### EXERCISE REQUIREMENTS
Write out the entire listing below exactly as it appears, minus any pictures.

### RECORDS TO PROCESS
• • • • • • •

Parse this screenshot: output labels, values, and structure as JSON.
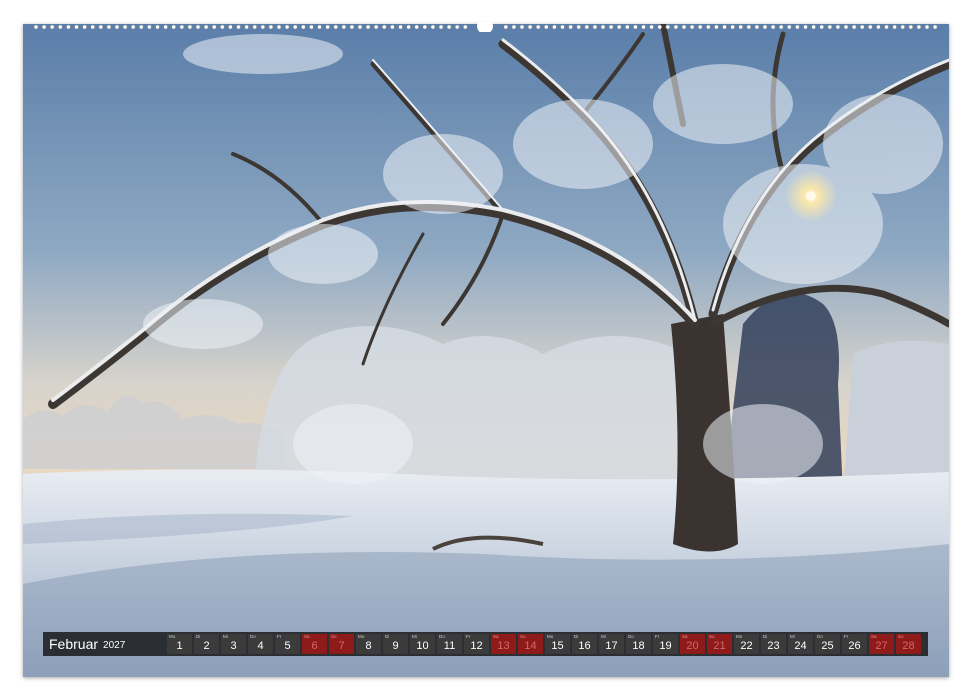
{
  "calendar": {
    "month": "Februar",
    "year": "2027",
    "days": [
      {
        "wd": "Mo",
        "num": "1",
        "weekend": false
      },
      {
        "wd": "Di",
        "num": "2",
        "weekend": false
      },
      {
        "wd": "Mi",
        "num": "3",
        "weekend": false
      },
      {
        "wd": "Do",
        "num": "4",
        "weekend": false
      },
      {
        "wd": "Fr",
        "num": "5",
        "weekend": false
      },
      {
        "wd": "Sa",
        "num": "6",
        "weekend": true
      },
      {
        "wd": "So",
        "num": "7",
        "weekend": true
      },
      {
        "wd": "Mo",
        "num": "8",
        "weekend": false
      },
      {
        "wd": "Di",
        "num": "9",
        "weekend": false
      },
      {
        "wd": "Mi",
        "num": "10",
        "weekend": false
      },
      {
        "wd": "Do",
        "num": "11",
        "weekend": false
      },
      {
        "wd": "Fr",
        "num": "12",
        "weekend": false
      },
      {
        "wd": "Sa",
        "num": "13",
        "weekend": true
      },
      {
        "wd": "So",
        "num": "14",
        "weekend": true
      },
      {
        "wd": "Mo",
        "num": "15",
        "weekend": false
      },
      {
        "wd": "Di",
        "num": "16",
        "weekend": false
      },
      {
        "wd": "Mi",
        "num": "17",
        "weekend": false
      },
      {
        "wd": "Do",
        "num": "18",
        "weekend": false
      },
      {
        "wd": "Fr",
        "num": "19",
        "weekend": false
      },
      {
        "wd": "Sa",
        "num": "20",
        "weekend": true
      },
      {
        "wd": "So",
        "num": "21",
        "weekend": true
      },
      {
        "wd": "Mo",
        "num": "22",
        "weekend": false
      },
      {
        "wd": "Di",
        "num": "23",
        "weekend": false
      },
      {
        "wd": "Mi",
        "num": "24",
        "weekend": false
      },
      {
        "wd": "Do",
        "num": "25",
        "weekend": false
      },
      {
        "wd": "Fr",
        "num": "26",
        "weekend": false
      },
      {
        "wd": "Sa",
        "num": "27",
        "weekend": true
      },
      {
        "wd": "So",
        "num": "28",
        "weekend": true
      }
    ]
  },
  "colors": {
    "bar_background": "#141414",
    "weekday_cell": "#3b3b3b",
    "weekend_cell": "#8f1a1a",
    "sky_top": "#5d7fa8",
    "sky_horizon": "#e9d9c4",
    "snow": "#dfe6ef"
  }
}
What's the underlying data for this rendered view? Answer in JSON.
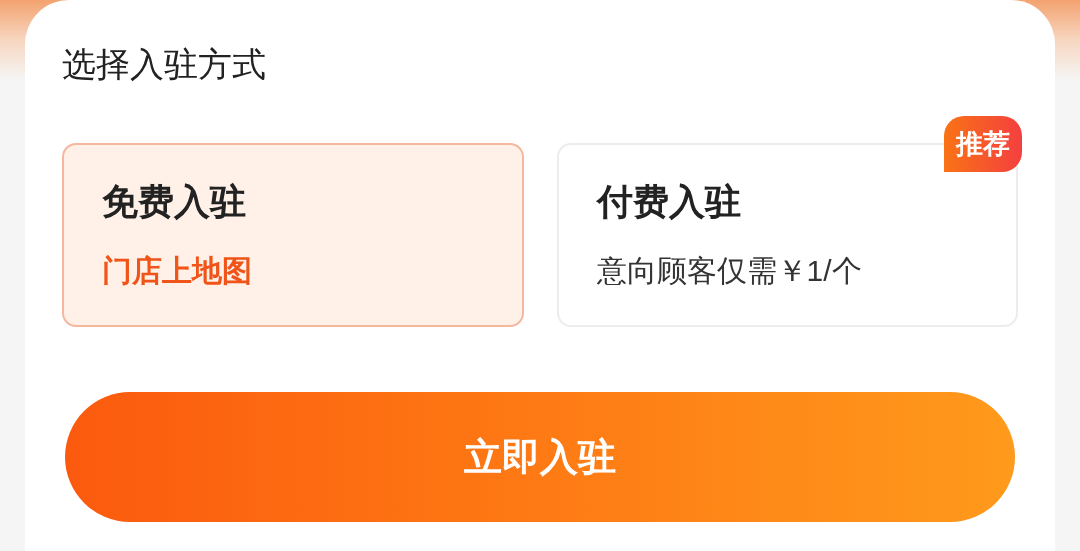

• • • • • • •

### SOLUTION TO THIS TASK
Parse this screenshot: output labels, values, and structure as JSON.
{
  "calendar": {
    "month": "Februar",
    "year": "2027",
    "days": [
      {
        "wd": "Mo",
        "num": "1",
        "weekend": false
      },
      {
        "wd": "Di",
        "num": "2",
        "weekend": false
      },
      {
        "wd": "Mi",
        "num": "3",
        "weekend": false
      },
      {
        "wd": "Do",
        "num": "4",
        "weekend": false
      },
      {
        "wd": "Fr",
        "num": "5",
        "weekend": false
      },
      {
        "wd": "Sa",
        "num": "6",
        "weekend": true
      },
      {
        "wd": "So",
        "num": "7",
        "weekend": true
      },
      {
        "wd": "Mo",
        "num": "8",
        "weekend": false
      },
      {
        "wd": "Di",
        "num": "9",
        "weekend": false
      },
      {
        "wd": "Mi",
        "num": "10",
        "weekend": false
      },
      {
        "wd": "Do",
        "num": "11",
        "weekend": false
      },
      {
        "wd": "Fr",
        "num": "12",
        "weekend": false
      },
      {
        "wd": "Sa",
        "num": "13",
        "weekend": true
      },
      {
        "wd": "So",
        "num": "14",
        "weekend": true
      },
      {
        "wd": "Mo",
        "num": "15",
        "weekend": false
      },
      {
        "wd": "Di",
        "num": "16",
        "weekend": false
      },
      {
        "wd": "Mi",
        "num": "17",
        "weekend": false
      },
      {
        "wd": "Do",
        "num": "18",
        "weekend": false
      },
      {
        "wd": "Fr",
        "num": "19",
        "weekend": false
      },
      {
        "wd": "Sa",
        "num": "20",
        "weekend": true
      },
      {
        "wd": "So",
        "num": "21",
        "weekend": true
      },
      {
        "wd": "Mo",
        "num": "22",
        "weekend": false
      },
      {
        "wd": "Di",
        "num": "23",
        "weekend": false
      },
      {
        "wd": "Mi",
        "num": "24",
        "weekend": false
      },
      {
        "wd": "Do",
        "num": "25",
        "weekend": false
      },
      {
        "wd": "Fr",
        "num": "26",
        "weekend": false
      },
      {
        "wd": "Sa",
        "num": "27",
        "weekend": true
      },
      {
        "wd": "So",
        "num": "28",
        "weekend": true
      }
    ]
  },
  "colors": {
    "bar_background": "#141414",
    "weekday_cell": "#3b3b3b",
    "weekend_cell": "#8f1a1a",
    "sky_top": "#5d7fa8",
    "sky_horizon": "#e9d9c4",
    "snow": "#dfe6ef"
  }
}
What's the underlying data for this rendered view? Answer in JSON.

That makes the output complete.